The road to pro basketball requires wholehearted commitment to the journey—one that fully immerses the mind, body and soul. For former Gonzaga Men’s Basketball star Eric McClellan, the pro basketball odyssey has taken him from his backyard of Austin, Texas, to some of the farthest reaches of the globe.
Back in Texas, McClellan was a high school star, leading Austin High School to a 29-4 record his senior year. His first destination on his journey was Tulsa University, where he averaged 8.5 points as a freshman. He transferred to Vanderbilt University, where he continued to perfect his craft, but his dismissal from school forced his third transfer in four years.
As a junior transfer to GU in 2014-15, the odds were stacked against him. He played behind three senior guards and was unable to play first semester due to the transfer from Vanderbilt. On top of that, he broke his foot right before he became eligible to play.
“I was kinda down for not contributing as much,” McClellan said. “I wanted to earn those guy’s respect. I had to prove to those guys that they could trust me.”
Another college basketball player might’ve folded under the pressure. McClellan, on the other hand, welcomed his role and took the adversity in stride. The GU team led by players such as Kevin Pangos, Gary Bell Jr. and Przemek Karnowski welcomed Eric with open arms.
“They embraced me, man,” McClellan said. “Like family. I only knew those guys for two years, and those guys are my best friends.”
Regarding McClellan’s ability to overcome his obstacles, Gonzaga assistant coach Brian Michaelson had no doubt he would do as such.
“It gets back to his personality, energy and encouragement never wavered,” Michaelson said.
The commitment and resolve McClellan showed throughout his junior year set him up for a memorable senior season. With the departure of Pangos and Bell, McClellan became one of the veteran leaders of the Zag’s backcourt.
Saint Mary’s and GU were tied at the end of regular season play in the WCC, but Saint Mary’s held the tiebreaker and earned the conference’s automatic bid to the NCAA Tournament. This left the Zags on the outside looking in, needing to win the WCC Tournament in Las Vegas to keep the 18-year-long March Madness streak alive for the Zags.
McClellan took the opportunity to ball out. In the first tournament game against the University of Portland, he led the team with 26 points, four boards and four assists. He put up 15 points on 3-5 shooting from downtown to help the Zags sneak past BYU and into the championship game. In the WCC championship, against a Saint Mary’s team who had beaten the Zags twice that season, McClellan led the team with 20 points and helped secure the Zags a bid in the NCAA tournament.
That GU team would end up making a surprise run to the Sweet 16, where they lost a close game to Syracuse to end their run. Once the run ended, his time at GU was up.
His experience in Spokane, however, has etched a permanent mark on McClellan’s soul.
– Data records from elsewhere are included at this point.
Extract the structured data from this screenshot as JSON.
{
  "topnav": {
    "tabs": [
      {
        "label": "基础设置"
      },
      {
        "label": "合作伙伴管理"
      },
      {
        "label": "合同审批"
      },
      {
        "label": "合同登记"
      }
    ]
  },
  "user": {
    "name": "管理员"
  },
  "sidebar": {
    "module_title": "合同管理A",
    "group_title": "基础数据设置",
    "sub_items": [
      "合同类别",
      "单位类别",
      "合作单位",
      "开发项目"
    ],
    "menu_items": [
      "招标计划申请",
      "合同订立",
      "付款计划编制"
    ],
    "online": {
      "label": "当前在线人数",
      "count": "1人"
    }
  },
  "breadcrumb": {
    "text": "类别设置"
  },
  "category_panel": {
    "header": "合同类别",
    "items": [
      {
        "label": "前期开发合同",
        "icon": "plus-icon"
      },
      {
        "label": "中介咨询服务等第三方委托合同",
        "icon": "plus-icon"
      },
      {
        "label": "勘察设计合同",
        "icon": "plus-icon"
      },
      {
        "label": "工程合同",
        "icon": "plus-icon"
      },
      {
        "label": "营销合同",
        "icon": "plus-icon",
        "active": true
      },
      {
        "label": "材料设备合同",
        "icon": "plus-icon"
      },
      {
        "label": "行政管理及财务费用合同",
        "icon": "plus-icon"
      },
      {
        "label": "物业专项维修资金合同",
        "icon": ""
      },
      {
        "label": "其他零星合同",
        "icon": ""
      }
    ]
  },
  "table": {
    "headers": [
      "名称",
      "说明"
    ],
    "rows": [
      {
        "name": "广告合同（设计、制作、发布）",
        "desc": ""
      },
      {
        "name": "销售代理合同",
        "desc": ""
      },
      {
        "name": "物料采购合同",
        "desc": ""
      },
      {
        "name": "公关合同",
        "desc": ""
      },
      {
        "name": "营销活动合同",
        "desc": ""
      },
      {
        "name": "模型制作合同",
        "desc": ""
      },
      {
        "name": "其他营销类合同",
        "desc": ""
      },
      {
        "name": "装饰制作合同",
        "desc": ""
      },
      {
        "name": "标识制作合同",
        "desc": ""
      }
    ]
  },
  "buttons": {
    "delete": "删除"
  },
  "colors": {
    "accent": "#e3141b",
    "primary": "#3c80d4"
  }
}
He’s returned to Spokane every summer to train during the offseason and to spend time with the community he’s grown to love.
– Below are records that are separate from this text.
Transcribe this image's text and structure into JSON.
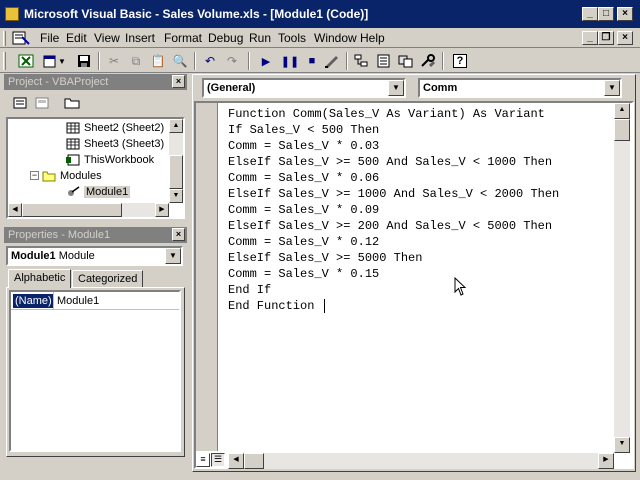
{
  "window": {
    "title": "Microsoft Visual Basic - Sales Volume.xls - [Module1 (Code)]",
    "minimize": "_",
    "maximize": "□",
    "close": "×"
  },
  "menu": [
    "File",
    "Edit",
    "View",
    "Insert",
    "Format",
    "Debug",
    "Run",
    "Tools",
    "Window",
    "Help"
  ],
  "project_panel": {
    "title": "Project - VBAProject",
    "items": [
      "Sheet2 (Sheet2)",
      "Sheet3 (Sheet3)",
      "ThisWorkbook",
      "Modules",
      "Module1"
    ],
    "selected": "Module1"
  },
  "properties_panel": {
    "title": "Properties - Module1",
    "object_name": "Module1",
    "object_type": "Module",
    "tabs": [
      "Alphabetic",
      "Categorized"
    ],
    "active_tab": "Alphabetic",
    "rows": [
      {
        "name": "(Name)",
        "value": "Module1"
      }
    ]
  },
  "code_window": {
    "object_dropdown": "(General)",
    "procedure_dropdown": "Comm",
    "lines": [
      "Function Comm(Sales_V As Variant) As Variant",
      "If Sales_V < 500 Then",
      "Comm = Sales_V * 0.03",
      "ElseIf Sales_V >= 500 And Sales_V < 1000 Then",
      "Comm = Sales_V * 0.06",
      "ElseIf Sales_V >= 1000 And Sales_V < 2000 Then",
      "Comm = Sales_V * 0.09",
      "ElseIf Sales_V >= 200 And Sales_V < 5000 Then",
      "Comm = Sales_V * 0.12",
      "ElseIf Sales_V >= 5000 Then",
      "Comm = Sales_V * 0.15",
      "End If",
      "End Function"
    ]
  }
}
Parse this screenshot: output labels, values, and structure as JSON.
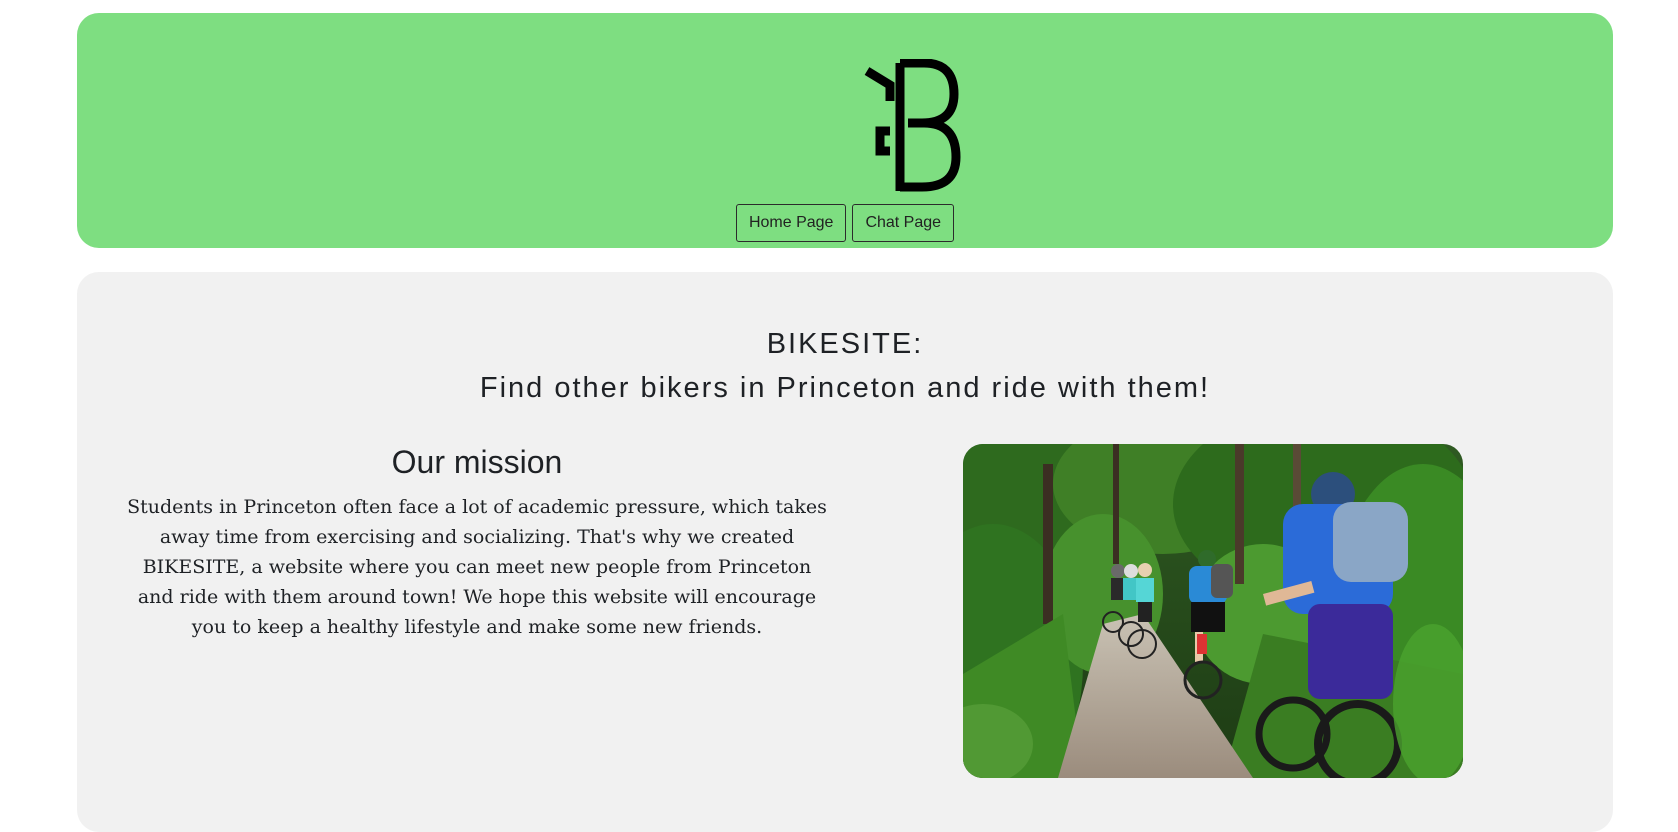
{
  "header": {
    "logo_icon": "bike-b-logo-icon",
    "background_color": "#7ede81",
    "nav": {
      "home_label": "Home Page",
      "chat_label": "Chat Page"
    }
  },
  "main": {
    "background_color": "#f1f1f1",
    "headline_line1": "BIKESITE:",
    "headline_line2": "Find other bikers in Princeton and ride with them!",
    "mission_title": "Our mission",
    "mission_text": "Students in Princeton often face a lot of academic pressure, which takes away time from exercising and socializing. That's why we created BIKESITE, a website where you can meet new people from Princeton and ride with them around town! We hope this website will encourage you to keep a healthy lifestyle and make some new friends.",
    "photo_subject": "cyclists-on-forest-path-image"
  }
}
“It’s like a family there, man,” McClellan said.
This summer McClellan played pickup games against former teammates such as Bell and Silas Melson to current Zags like the ‘Tricky Trio,’ Dominick Harris, Julian Strawther and Jalen Suggs.
Spending time with the coaching staff is a gift for McClellan, too.
“Coach Few, Donnie [Daniels], B-Mike [Brian Michaelson]. All those guys are my mentors,” McClellan said.
For now, though, McClellan remains committed to the basketball journey that has taken him from Austin to Spokane and now to Europe.
With the dramatic change in scenery, McClellan had his struggles adjusting to pro basketball life abroad. His rookie year, he tried to cook a pizza in his apartment, but when he pulled it out the pizza had been burnt to a crisp. But with no other options for dinner, he ate his crunchy pizza.
McClellan’s basketball odyssey has taken him from the states to countries like Belgium, Germany and Greece. It had also led him to have chance encounters with onetime GU teammates on the same basketball journey.
Jeremy Jones recalled how he crossed paths with McClellan when his team, the Kapfenberg Bulls, needed to fill a roster spot once a guard was injured. Jones was about to text his coach McClellan’s name when he got a message from his coach asking if Jones could tell him anything about a guy named Eric McClellan. Three weeks later, McClellan signed with the team.
This season, McClellan is back with Kapfenberg in the Austrian Basketball Superliga. COVID-19 has changed lives across the globe, but McClellan is grounded to the hoop life. He’s living in Kapfenberg with his girlfriend (whom he met at GU) and continues to study the art of basketball.
“I go to sleep thinking about basketball, wake up thinking about it,” McClellan said. “Even on those days when my body is dead tired, or I’m frustrated, or in pain. “I’m doing what I love to do.”